**** Data to examine

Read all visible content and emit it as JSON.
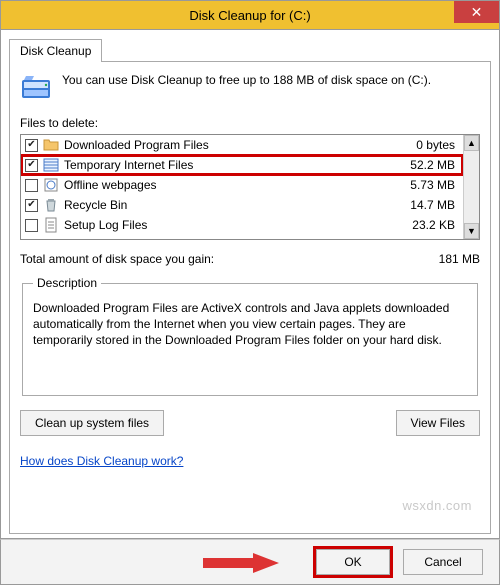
{
  "title": "Disk Cleanup for  (C:)",
  "close": "✕",
  "tab": "Disk Cleanup",
  "intro": "You can use Disk Cleanup to free up to 188 MB of disk space on  (C:).",
  "files_label": "Files to delete:",
  "rows": [
    {
      "checked": true,
      "name": "Downloaded Program Files",
      "size": "0 bytes"
    },
    {
      "checked": true,
      "name": "Temporary Internet Files",
      "size": "52.2 MB"
    },
    {
      "checked": false,
      "name": "Offline webpages",
      "size": "5.73 MB"
    },
    {
      "checked": true,
      "name": "Recycle Bin",
      "size": "14.7 MB"
    },
    {
      "checked": false,
      "name": "Setup Log Files",
      "size": "23.2 KB"
    }
  ],
  "total_label": "Total amount of disk space you gain:",
  "total_value": "181 MB",
  "desc_legend": "Description",
  "desc_text": "Downloaded Program Files are ActiveX controls and Java applets downloaded automatically from the Internet when you view certain pages. They are temporarily stored in the Downloaded Program Files folder on your hard disk.",
  "btn_cleanup": "Clean up system files",
  "btn_view": "View Files",
  "help_link": "How does Disk Cleanup work?",
  "btn_ok": "OK",
  "btn_cancel": "Cancel",
  "watermark": "wsxdn.com"
}
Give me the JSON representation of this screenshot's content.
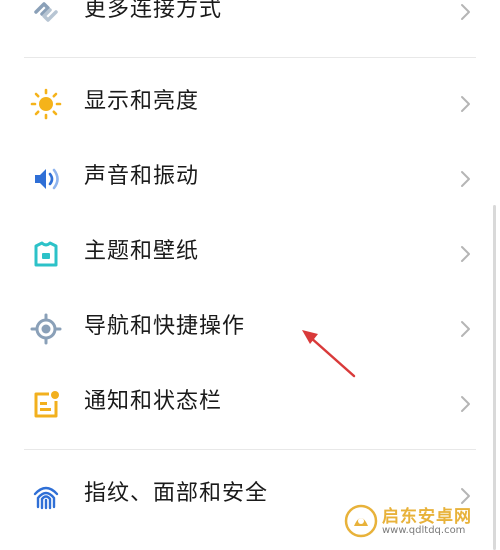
{
  "settings_list": {
    "items": [
      {
        "label": "更多连接方式",
        "icon": "link-icon",
        "icon_color": "#8aa0b8"
      },
      {
        "label": "显示和亮度",
        "icon": "sun-icon",
        "icon_color": "#f5b31a"
      },
      {
        "label": "声音和振动",
        "icon": "speaker-icon",
        "icon_color": "#2f6fd6"
      },
      {
        "label": "主题和壁纸",
        "icon": "theme-shirt-icon",
        "icon_color": "#2cc2c8"
      },
      {
        "label": "导航和快捷操作",
        "icon": "navigation-target-icon",
        "icon_color": "#8aa0b8"
      },
      {
        "label": "通知和状态栏",
        "icon": "notification-icon",
        "icon_color": "#f2b01e"
      },
      {
        "label": "指纹、面部和安全",
        "icon": "fingerprint-icon",
        "icon_color": "#2f6fd6"
      }
    ]
  },
  "annotation": {
    "color": "#d93a3a",
    "icon": "red-arrow-icon"
  },
  "watermark": {
    "name": "启东安卓网",
    "url": "www.qdltdq.com",
    "color": "#e8b23a"
  }
}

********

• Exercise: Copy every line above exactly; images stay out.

• Final answer:
Read all visible content and emit it as JSON.
{
  "title": "Disk Cleanup for  (C:)",
  "close": "✕",
  "tab": "Disk Cleanup",
  "intro": "You can use Disk Cleanup to free up to 188 MB of disk space on  (C:).",
  "files_label": "Files to delete:",
  "rows": [
    {
      "checked": true,
      "name": "Downloaded Program Files",
      "size": "0 bytes"
    },
    {
      "checked": true,
      "name": "Temporary Internet Files",
      "size": "52.2 MB"
    },
    {
      "checked": false,
      "name": "Offline webpages",
      "size": "5.73 MB"
    },
    {
      "checked": true,
      "name": "Recycle Bin",
      "size": "14.7 MB"
    },
    {
      "checked": false,
      "name": "Setup Log Files",
      "size": "23.2 KB"
    }
  ],
  "total_label": "Total amount of disk space you gain:",
  "total_value": "181 MB",
  "desc_legend": "Description",
  "desc_text": "Downloaded Program Files are ActiveX controls and Java applets downloaded automatically from the Internet when you view certain pages. They are temporarily stored in the Downloaded Program Files folder on your hard disk.",
  "btn_cleanup": "Clean up system files",
  "btn_view": "View Files",
  "help_link": "How does Disk Cleanup work?",
  "btn_ok": "OK",
  "btn_cancel": "Cancel",
  "watermark": "wsxdn.com"
}
Give me the JSON representation of this screenshot's content.
{
  "settings_list": {
    "items": [
      {
        "label": "更多连接方式",
        "icon": "link-icon",
        "icon_color": "#8aa0b8"
      },
      {
        "label": "显示和亮度",
        "icon": "sun-icon",
        "icon_color": "#f5b31a"
      },
      {
        "label": "声音和振动",
        "icon": "speaker-icon",
        "icon_color": "#2f6fd6"
      },
      {
        "label": "主题和壁纸",
        "icon": "theme-shirt-icon",
        "icon_color": "#2cc2c8"
      },
      {
        "label": "导航和快捷操作",
        "icon": "navigation-target-icon",
        "icon_color": "#8aa0b8"
      },
      {
        "label": "通知和状态栏",
        "icon": "notification-icon",
        "icon_color": "#f2b01e"
      },
      {
        "label": "指纹、面部和安全",
        "icon": "fingerprint-icon",
        "icon_color": "#2f6fd6"
      }
    ]
  },
  "annotation": {
    "color": "#d93a3a",
    "icon": "red-arrow-icon"
  },
  "watermark": {
    "name": "启东安卓网",
    "url": "www.qdltdq.com",
    "color": "#e8b23a"
  }
}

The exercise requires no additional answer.